**Identity-By-Descent
Worksheet**

Objective: Calculate IBD for a sib-pair

Assess the effects of allele frequency on IBD

Consider two siblings homozygous for a ‘1’ allele with frequency p = f(‘1’). Parental genotypes are missing.

IBD Expectation For p = 0.5 and 0.9, calculate

Likelihood IBD Distribution _{}

Probability [P(2), P(1), P(0)]

2 ¼ p^{2} .0625 _.2025 __.444_ _.277__ _.666 .527__

1 ½ p^{3} .0625 _.3645 __.444_ _.499__

0 ¼ p^{4} .0156
_.1640 __.111_ _.152__

SUM .1406 _.731

Where do these values come from?

- The
expected frequencies come are unique to this pedigree constellation. First, note that for any marker, the
expected allele sharing probabilities are ¼, ½, and ¼ for 0, 1 and 2
alleles IBD. These are just
expected (null) sharing probabilities for any sibling pair at any marker
on any chromosome (except sex chromosomes). It is these values that give us the expectation of sharing
50% of our genes
*on**average*with our siblings. Second, the ‘likelihood’ we describe is really the probability of observing genotype ‘11’ in both sibs, given each IBD level. Consider the case of IBD = 0. The probability of observing the two homozygous genotypes given that they are IBD zero is the same as observing the ‘11’ genotype independently in the two siblings: p^{2}* p^{2}= p^{4}. Thus, in this case the total expectation is the null probability above (1/4) times the probability of observing the genotypes given they are IBD 0 = ¼*p^{4}. For the case of IBD = 2, note that once we assume that the sibs share both alleles, knowing the first allele in each sibling tells us that the other sib must have that same allele. Thus, we don’t really need to even consider the second sibling, since we know that his genotype is the same as the first sibling (because of the conditioning on IBD = 2). The probability in this case is therefore ¼ * p^{2}; ie., the null probability times the frequency of observing genotype ‘11’ in the first sibling. Finally, for the case of IBD = 1, consider the genotype of the first sibling, which is ‘11’. We know that this occurs with frequency p^{2}, and, since the sibs share exactly one allele IBD, the second sibling must have a copy of allele ‘1’, which occurs with frequency, p. The overall probability is therefore ¼ * p^{2}* p = ¼ p^{3}.

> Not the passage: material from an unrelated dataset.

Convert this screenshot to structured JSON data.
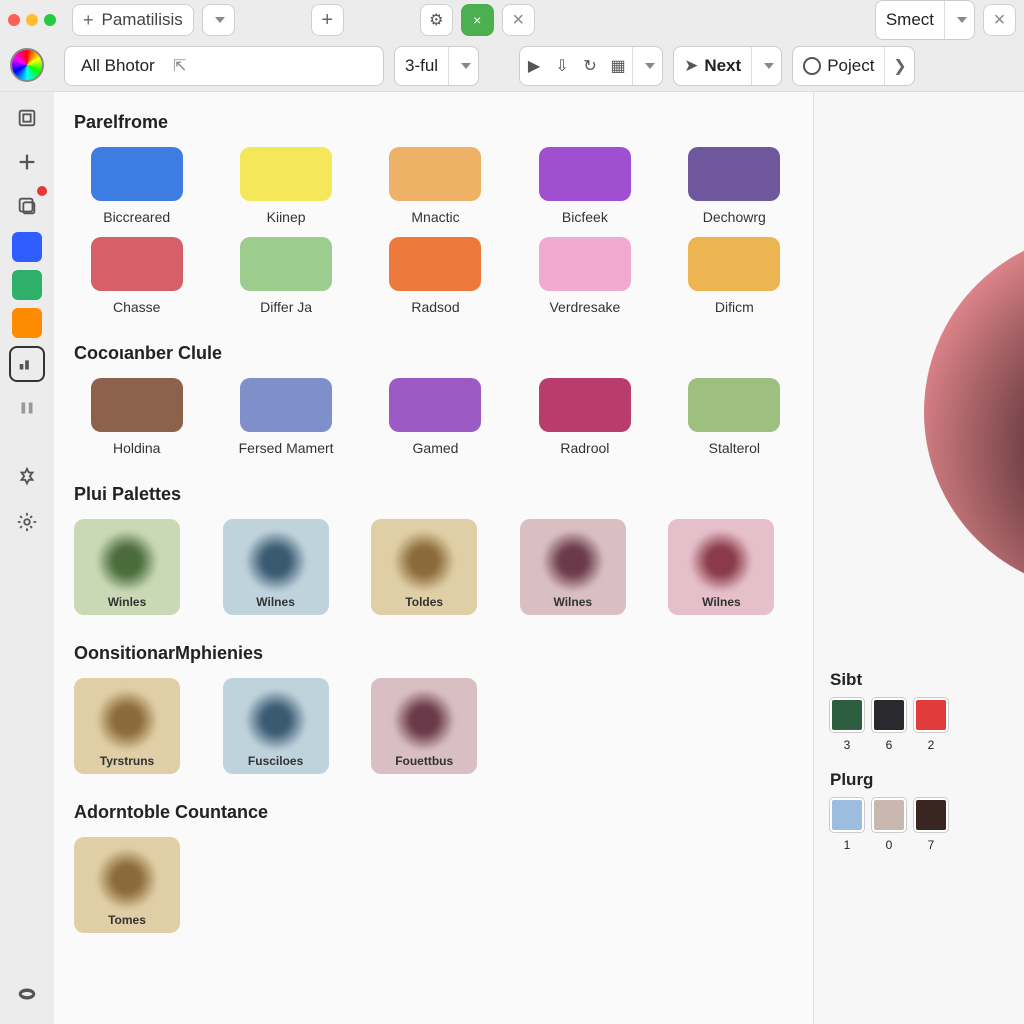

- The probability columns P(0), P(1) and P(2) are simply standardizations of the ‘likelihoods; ie., the ‘likelihood’ value divided by the sum for the given allele frequency. For example, .444 = .0625/(.0625+.0625+.0156).

- The
_{}values are simply the expected proportion of alleles shared IBD. For example, in the case of the .9 frequency, we have .152*(0/2) + .499*(1/2) + .277*(2/2) = .527. Thus, average allele sharing is easily calculable from the IBD distribution [P(2) + .5*P(1)]; conversely, the IBD distribution is not uniquely defined from the average IBD allele sharing.